Brief: Scan the entries below for the word "icon" and copy every line where it turns up.

Records provided:

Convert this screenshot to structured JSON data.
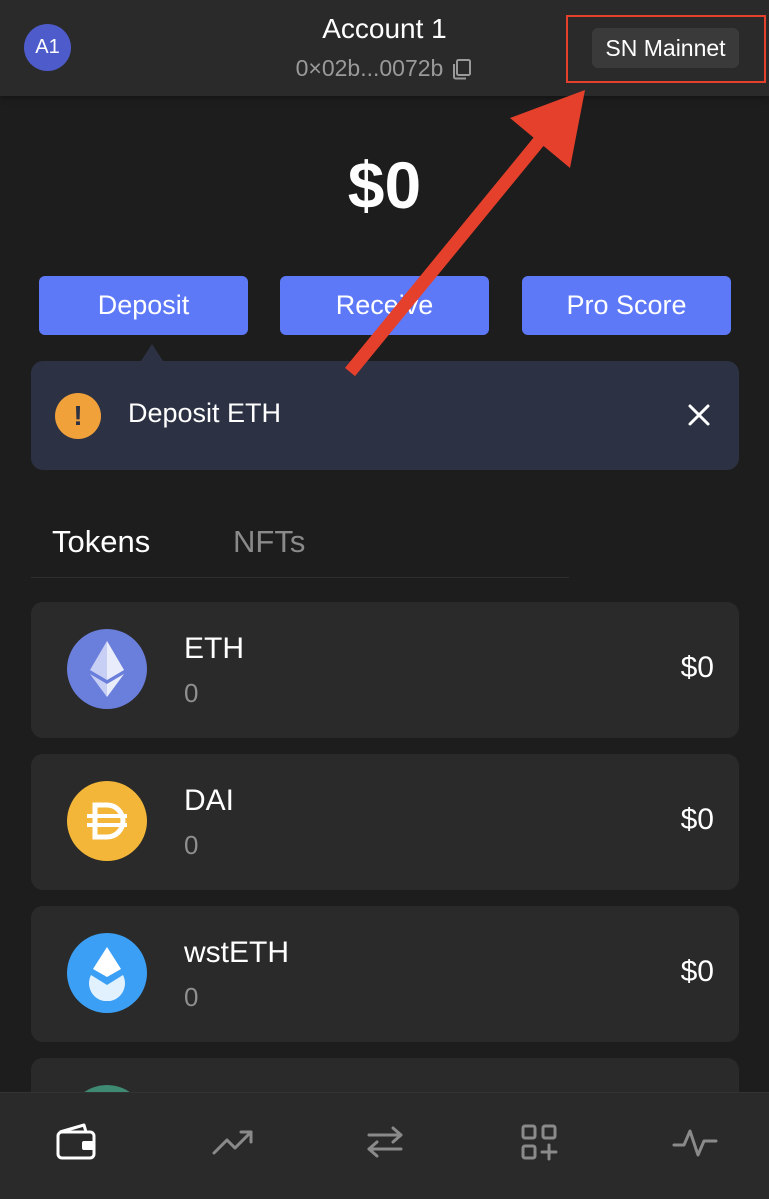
{
  "header": {
    "avatar_initials": "A1",
    "account_name": "Account 1",
    "address": "0×02b...0072b",
    "network_label": "SN Mainnet"
  },
  "balance": "$0",
  "actions": {
    "deposit": "Deposit",
    "receive": "Receive",
    "pro_score": "Pro Score"
  },
  "tooltip": {
    "text": "Deposit ETH"
  },
  "tabs": {
    "tokens": "Tokens",
    "nfts": "NFTs"
  },
  "tokens": [
    {
      "name": "ETH",
      "amount": "0",
      "value": "$0",
      "icon": "eth-icon"
    },
    {
      "name": "DAI",
      "amount": "0",
      "value": "$0",
      "icon": "dai-icon"
    },
    {
      "name": "wstETH",
      "amount": "0",
      "value": "$0",
      "icon": "wsteth-icon"
    }
  ],
  "nav": [
    "wallet-icon",
    "trending-icon",
    "swap-icon",
    "apps-add-icon",
    "activity-icon"
  ],
  "colors": {
    "accent": "#5d79f8",
    "annotation": "#e5402b",
    "warning": "#f0a13a"
  }
}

Answer section:
      "icon": "eth-icon"
      "icon": "dai-icon"
      "icon": "wsteth-icon"
    "wallet-icon",
    "trending-icon",
    "swap-icon",
    "apps-add-icon",
    "activity-icon"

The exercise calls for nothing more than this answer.